Year Established: 2017 Start Date: 2017-03-01 End Date: 2018-04-30
Total Federal Funds: $35,000 Total Non-Federal Funds: $70,000
Principal Investigators: Karen Prestegaard, Vedran Lekic

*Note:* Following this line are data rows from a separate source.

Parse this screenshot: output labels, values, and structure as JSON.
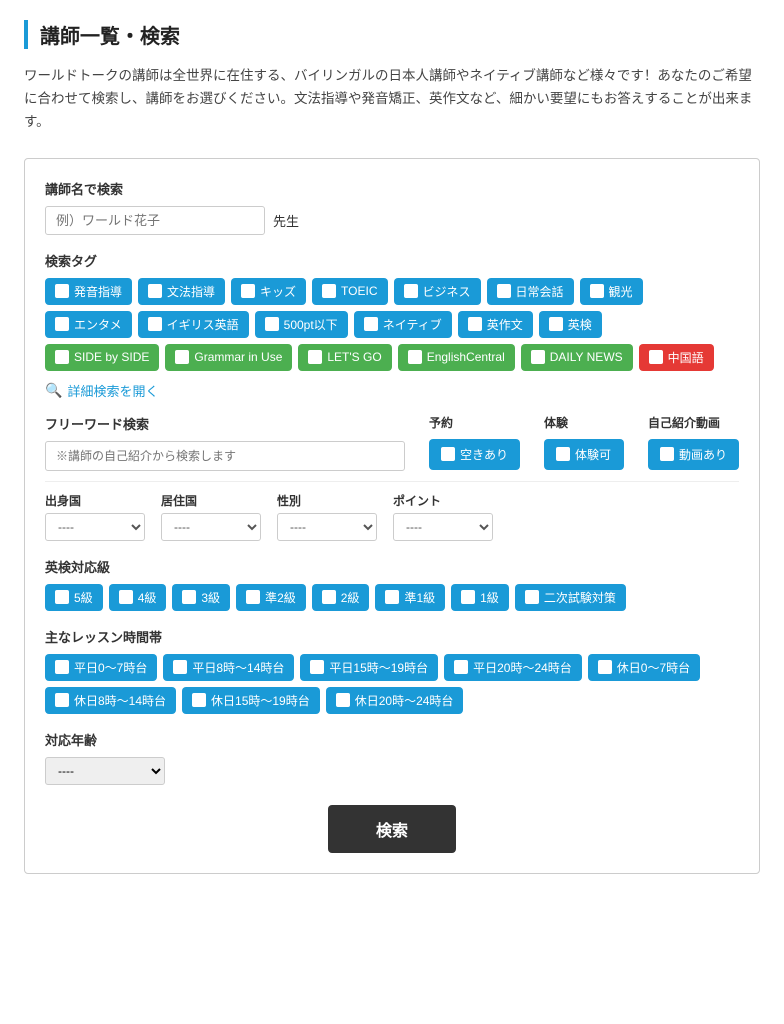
{
  "page": {
    "title": "講師一覧・検索",
    "description": "ワールドトークの講師は全世界に在住する、バイリンガルの日本人講師やネイティブ講師など様々です！あなたのご希望に合わせて検索し、講師をお選びください。文法指導や発音矯正、英作文など、細かい要望にもお答えすることが出来ます。"
  },
  "nameSearch": {
    "label": "講師名で検索",
    "placeholder": "例）ワールド花子",
    "suffix": "先生"
  },
  "tagsSection": {
    "label": "検索タグ",
    "row1": [
      {
        "text": "発音指導",
        "color": "blue"
      },
      {
        "text": "文法指導",
        "color": "blue"
      },
      {
        "text": "キッズ",
        "color": "blue"
      },
      {
        "text": "TOEIC",
        "color": "blue"
      },
      {
        "text": "ビジネス",
        "color": "blue"
      },
      {
        "text": "日常会話",
        "color": "blue"
      },
      {
        "text": "観光",
        "color": "blue"
      }
    ],
    "row2": [
      {
        "text": "エンタメ",
        "color": "blue"
      },
      {
        "text": "イギリス英語",
        "color": "blue"
      },
      {
        "text": "500pt以下",
        "color": "blue"
      },
      {
        "text": "ネイティブ",
        "color": "blue"
      },
      {
        "text": "英作文",
        "color": "blue"
      },
      {
        "text": "英検",
        "color": "blue"
      }
    ],
    "row3": [
      {
        "text": "SIDE by SIDE",
        "color": "green"
      },
      {
        "text": "Grammar in Use",
        "color": "green"
      },
      {
        "text": "LET'S GO",
        "color": "green"
      },
      {
        "text": "EnglishCentral",
        "color": "green"
      },
      {
        "text": "DAILY NEWS",
        "color": "green"
      },
      {
        "text": "中国語",
        "color": "red"
      }
    ]
  },
  "detailToggle": {
    "label": "詳細検索を開く"
  },
  "freeword": {
    "label": "フリーワード検索",
    "placeholder": "※講師の自己紹介から検索します"
  },
  "yoyaku": {
    "label": "予約",
    "button": "空きあり"
  },
  "taiken": {
    "label": "体験",
    "button": "体験可"
  },
  "jikoshokai": {
    "label": "自己紹介動画",
    "button": "動画あり"
  },
  "selects": {
    "shusshin": {
      "label": "出身国",
      "default": "----",
      "options": [
        "----"
      ]
    },
    "kyojyu": {
      "label": "居住国",
      "default": "----",
      "options": [
        "----"
      ]
    },
    "seibetsu": {
      "label": "性別",
      "default": "----",
      "options": [
        "----"
      ]
    },
    "points": {
      "label": "ポイント",
      "default": "----",
      "options": [
        "----"
      ]
    }
  },
  "eiken": {
    "label": "英検対応級",
    "levels": [
      {
        "text": "5級",
        "color": "blue"
      },
      {
        "text": "4級",
        "color": "blue"
      },
      {
        "text": "3級",
        "color": "blue"
      },
      {
        "text": "準2級",
        "color": "blue"
      },
      {
        "text": "2級",
        "color": "blue"
      },
      {
        "text": "準1級",
        "color": "blue"
      },
      {
        "text": "1級",
        "color": "blue"
      },
      {
        "text": "二次試験対策",
        "color": "blue"
      }
    ]
  },
  "timeSlots": {
    "label": "主なレッスン時間帯",
    "row1": [
      {
        "text": "平日0〜7時台",
        "color": "blue"
      },
      {
        "text": "平日8時〜14時台",
        "color": "blue"
      },
      {
        "text": "平日15時〜19時台",
        "color": "blue"
      },
      {
        "text": "平日20時〜24時台",
        "color": "blue"
      },
      {
        "text": "休日0〜7時台",
        "color": "blue"
      }
    ],
    "row2": [
      {
        "text": "休日8時〜14時台",
        "color": "blue"
      },
      {
        "text": "休日15時〜19時台",
        "color": "blue"
      },
      {
        "text": "休日20時〜24時台",
        "color": "blue"
      }
    ]
  },
  "ageSelect": {
    "label": "対応年齢",
    "default": "----",
    "options": [
      "----"
    ]
  },
  "searchButton": {
    "label": "検索"
  }
}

Abstract: River characteristics (width, depth, velocity) are built by turbulent water flow that erodes and deposits sediment. Turbulent eddies are formed as water flows over particles on the channel bed. Turbulent dissipation of energy also results from larger features, such as riffle-pool sequences, river meanders, and channel bars. These morphological features are essential habitat niches for aquatic life and they generate about half of the total flow resistance in rivers. Morphological complexity of rivers contributes to the inherent spatial temporal variability in river processes, including sediment erosion and deposition. Spatial variations in velocity, shear stress, and turbulence causes variability in sediment transport rates, but it is difficult to measure these parameters in rivers. It is even more difficult to measure them simultaneously at many locations. Turbulence, however, generates seismic noise that can be measured with geophones and hydrophones. Preliminary research indicates correlations between near-bed velocity and seismic noise in rivers. The purpose of this project is to develop seismic techniques to determine near-bed velocity, turbulence, and basal shear stress in alluvial bedrock rivers. Coupled seismic and velocity measurements will be made in at 20 locations in river reaches near USGS gauges. Measurements will be made over a range of flow conditions and compared with theoretical models of turbulence generated by bed particles to characterize both boundary-generated turbulence, and morphology-generated turbulence in alluvial and bedrock channels.